- - many Braceros were able to stay in the U.S., continue on as valued members of the workforce, and making their homes in the U.S. at a much higher standard of living often gaining permanent residency
- - the program greatly helped the U.S. feed its people and military; Braceros performed hard, difficult labor for wages which local American laborers would often not accept.
Controversies led to the termination of the Bracero Program - there were reports of unacceptable wages, poor living conditions and inadequate medical care.
Raymond Cobos is a freelance historian and was one of the workers. He was raised in New Mexico but was hired by the farmer next door to translate for the Spanish speaking Braceros.
Raymond was able to share personal experiences and the stories of the Braceros to help the artists create their pieces.
From the website (https://bonecreek.org/):

In 2012 Henry Adams of The Smithsonia blog Articulations described Transcending Regionalism this way:  “One of the most provocative exhibitions in the United States right now was organized by an institution that’s a bit off the beaten track: The Bone Creek Museum of Agrarian Art in David City, Nebraska…It’s impressive that such a small community has produced an ambitious exhibition and book of this scale, roughly on a par with those produced by America’s largest museums.”

This exhibition brought 2,800 visitors from throughout the nation to David City and involved 600 students. The exhibition toured to:  the Georgia Art Museum, Montgomery Museum of Fine Arts, and Utah Museum of Fine Arts.

In 2014 AAA Living magazine listed the four top art museums in Nebraska.  They included the Joslyn, Sheldon, Museum of Nebraska Art, and Bone Creek.

The museum has offered 42 exhibitions since 2007.  Examples of artists from beyond the Midwest include Jean Terry who focused on farming in upstate New York.  Canadian artist Denise Lemaster’s exhibition, “Canadian Foothills” was the museum’s first exhibition from beyond U.S. borders.

The museum has drawn visitors from 50 states and 7 countries in its first seven years.  The museum is supported by 292 members representing 30 states.

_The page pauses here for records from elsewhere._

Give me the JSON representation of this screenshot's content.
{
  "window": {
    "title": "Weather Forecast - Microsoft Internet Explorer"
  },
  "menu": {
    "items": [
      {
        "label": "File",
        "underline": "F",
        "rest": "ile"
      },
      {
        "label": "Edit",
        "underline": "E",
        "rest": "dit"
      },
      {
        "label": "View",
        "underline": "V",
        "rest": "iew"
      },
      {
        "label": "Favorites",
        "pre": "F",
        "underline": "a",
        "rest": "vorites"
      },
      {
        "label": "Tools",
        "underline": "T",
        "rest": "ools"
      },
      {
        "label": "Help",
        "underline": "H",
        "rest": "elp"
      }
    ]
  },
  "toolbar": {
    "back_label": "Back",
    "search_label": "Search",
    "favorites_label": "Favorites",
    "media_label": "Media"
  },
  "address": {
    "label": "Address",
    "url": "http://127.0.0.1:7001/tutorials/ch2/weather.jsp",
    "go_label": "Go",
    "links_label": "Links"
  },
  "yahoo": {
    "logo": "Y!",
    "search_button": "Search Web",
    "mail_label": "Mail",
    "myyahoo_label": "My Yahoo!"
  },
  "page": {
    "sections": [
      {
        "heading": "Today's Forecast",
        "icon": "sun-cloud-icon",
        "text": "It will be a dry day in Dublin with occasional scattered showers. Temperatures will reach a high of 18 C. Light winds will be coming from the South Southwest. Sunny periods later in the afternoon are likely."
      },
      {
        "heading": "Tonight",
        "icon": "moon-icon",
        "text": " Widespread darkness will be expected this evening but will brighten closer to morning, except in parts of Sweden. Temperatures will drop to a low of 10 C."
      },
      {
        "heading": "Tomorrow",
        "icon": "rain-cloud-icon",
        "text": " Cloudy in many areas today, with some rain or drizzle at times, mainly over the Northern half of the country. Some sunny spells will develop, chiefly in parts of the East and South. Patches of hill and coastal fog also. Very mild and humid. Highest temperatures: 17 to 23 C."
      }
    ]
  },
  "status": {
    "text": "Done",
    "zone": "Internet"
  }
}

Thirty volunteers serve as board members; educators; docents; receptionists; maintenance staff; and event set-up crews.